[Component data from apps and pages]
--

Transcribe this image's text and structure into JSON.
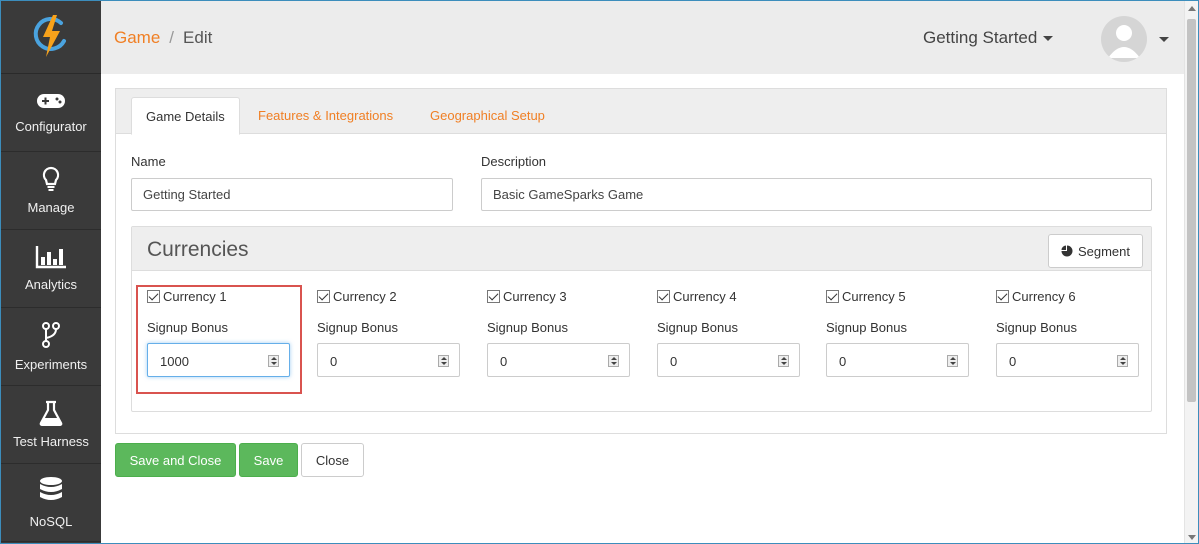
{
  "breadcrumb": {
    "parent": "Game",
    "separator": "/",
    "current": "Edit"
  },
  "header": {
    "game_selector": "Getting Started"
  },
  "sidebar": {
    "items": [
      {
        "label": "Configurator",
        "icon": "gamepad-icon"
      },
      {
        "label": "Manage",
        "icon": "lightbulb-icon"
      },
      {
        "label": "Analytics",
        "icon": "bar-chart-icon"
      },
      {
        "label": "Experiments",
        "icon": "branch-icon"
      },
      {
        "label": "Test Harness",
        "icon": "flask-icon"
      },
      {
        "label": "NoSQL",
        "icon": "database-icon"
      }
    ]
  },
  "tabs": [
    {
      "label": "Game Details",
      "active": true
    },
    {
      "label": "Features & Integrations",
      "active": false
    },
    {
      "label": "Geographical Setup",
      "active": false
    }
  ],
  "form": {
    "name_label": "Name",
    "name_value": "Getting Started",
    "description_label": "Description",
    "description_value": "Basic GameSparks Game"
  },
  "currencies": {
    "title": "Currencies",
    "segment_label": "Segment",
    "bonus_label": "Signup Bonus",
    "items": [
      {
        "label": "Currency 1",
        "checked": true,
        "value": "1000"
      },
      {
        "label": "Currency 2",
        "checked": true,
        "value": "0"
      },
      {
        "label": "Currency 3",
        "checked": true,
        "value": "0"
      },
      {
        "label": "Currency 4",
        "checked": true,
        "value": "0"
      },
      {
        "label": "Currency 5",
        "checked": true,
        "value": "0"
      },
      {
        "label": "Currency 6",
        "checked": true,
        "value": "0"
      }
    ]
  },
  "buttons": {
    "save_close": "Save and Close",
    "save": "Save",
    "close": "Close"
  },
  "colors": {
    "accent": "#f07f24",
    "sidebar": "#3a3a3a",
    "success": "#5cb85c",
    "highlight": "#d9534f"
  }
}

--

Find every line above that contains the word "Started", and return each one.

Task answer –
    "game_selector": "Getting Started"
    "name_value": "Getting Started",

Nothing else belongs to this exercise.